Fitzgerald River National Park
Directions - East Mount Barren can be reached by taking Ravensthorpe-Hopetoun Road from Ravensthorpe to the turnoff for Hamersley Drive that leads into Fitzgerald River National Park. Hamersley Drive is paved all the way past West Beach and the car park for the East Mount Barren Trail Head is well signed and on the right hand side of the road.
The Hike - With one Barren already in the collection I was excited to complete the set (at least the ones you are allowed to climb) and after driving into the eastern end of the park over Culham Inlet and seeing East Mount Barren in all of its magnificence, my eagerness grew. My plan was to hike this one nearer to sunset to allow for better photographs and I'm really glad I waited. We set up camp at Four Mile Beach and headed for a swim at Barrens Beach where, as I mentioned in my Sepulcralis Hill write-up, it allowed me to make peace with the last Barren before jumping into the hike (plus it was just a little bit relaxing in the warm sun).
With an underwhelming hike at Sepulcralis Hill completed, Caris and I drove to the car park for East Mount Barren and what would hopefully be a much better experience (spoiler: it was). The car park was empty when we arrived, unexpected given it was near the Easter break and it looked quite busy as we drove past less than an hour earlier.
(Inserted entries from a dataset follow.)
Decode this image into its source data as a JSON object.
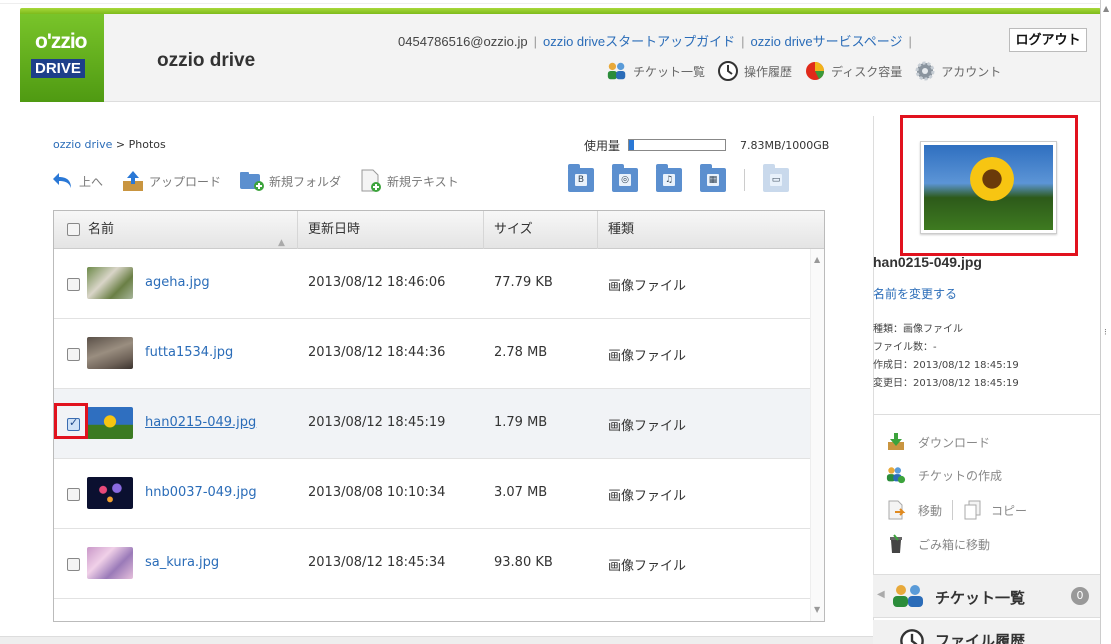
{
  "header": {
    "logo_line1": "o'zzio",
    "logo_line2": "DRIVE",
    "brand": "ozzio drive",
    "account_email": "0454786516@ozzio.jp",
    "links": [
      "ozzio driveスタートアップガイド",
      "ozzio driveサービスページ"
    ],
    "logout": "ログアウト",
    "icons": [
      {
        "icon": "tickets-icon",
        "label": "チケット一覧"
      },
      {
        "icon": "history-icon",
        "label": "操作履歴"
      },
      {
        "icon": "disk-usage-icon",
        "label": "ディスク容量"
      },
      {
        "icon": "account-gear-icon",
        "label": "アカウント"
      }
    ]
  },
  "breadcrumb": {
    "root": "ozzio drive",
    "sep": ">",
    "current": "Photos"
  },
  "usage": {
    "label": "使用量",
    "value": "7.83MB/1000GB",
    "fraction": 0.05
  },
  "toolbar": {
    "up": "上へ",
    "upload": "アップロード",
    "new_folder": "新規フォルダ",
    "new_text": "新規テキスト"
  },
  "table": {
    "columns": {
      "name": "名前",
      "modified": "更新日時",
      "size": "サイズ",
      "type": "種類"
    },
    "rows": [
      {
        "name": "ageha.jpg",
        "modified": "2013/08/12 18:46:06",
        "size": "77.79 KB",
        "type": "画像ファイル",
        "checked": false
      },
      {
        "name": "futta1534.jpg",
        "modified": "2013/08/12 18:44:36",
        "size": "2.78 MB",
        "type": "画像ファイル",
        "checked": false
      },
      {
        "name": "han0215-049.jpg",
        "modified": "2013/08/12 18:45:19",
        "size": "1.79 MB",
        "type": "画像ファイル",
        "checked": true
      },
      {
        "name": "hnb0037-049.jpg",
        "modified": "2013/08/08 10:10:34",
        "size": "3.07 MB",
        "type": "画像ファイル",
        "checked": false
      },
      {
        "name": "sa_kura.jpg",
        "modified": "2013/08/12 18:45:34",
        "size": "93.80 KB",
        "type": "画像ファイル",
        "checked": false
      }
    ]
  },
  "details": {
    "filename": "han0215-049.jpg",
    "rename": "名前を変更する",
    "type": "種類：画像ファイル",
    "count": "ファイル数：-",
    "created": "作成日：2013/08/12 18:45:19",
    "updated": "変更日：2013/08/12 18:45:19",
    "actions": {
      "download": "ダウンロード",
      "create_ticket": "チケットの作成",
      "move": "移動",
      "copy": "コピー",
      "trash": "ごみ箱に移動"
    },
    "tickets_label": "チケット一覧",
    "tickets_count": "0",
    "history_label": "ファイル履歴"
  },
  "colors": {
    "accent_green": "#6fb820",
    "link_blue": "#2a6cb8",
    "highlight_red": "#e1121e"
  }
}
This just meant that we had the place to ourselves and could enjoy the hike without coming across another soul (we are both weird people-avoiding introverts). Just like West Mount Barren there are a few opportunities to frame the mountain in your photographs with some Banksias and Royal Hakea aka Traffic Light Bush Kale. With that out the way we started proceedings with a good scrub of the boots at the dieback station and a walk along the boardwalk section that protects the recovering scrub. The gentleness of the boardwalk doesn't last long and you are faced with just over a kilometre of bright quartzite and sandstone to scramble over and admire.
With its close proximity to both the coast and several notable mountainous features, namely the Whoogarup Range to the west and the Eyre Range to the north, there is no shortage of viewpoints to admire as you climb up and up. The climbing thankfully is broken up into stages and each little section offers something unique to look at or switches your focus onto something entirely new. For the first section you climb up to a series of jagged rocks with the view back towards the Whoogarup Range, Mileys Beach and the Hamersley Inlet providing a pleasant distraction. As we reached the first of the rocky features the clouds started gathering to the west and I was hoping that they didn't become overly thick as the reason I chose this hike at this time was the potential for an epic sunset. Having already seen the highlight gallery up the top of the page I think you know how this story ends but the early cloud cover started filtering the light perfectly with rays of sunshine breaking through and livening up an already great start.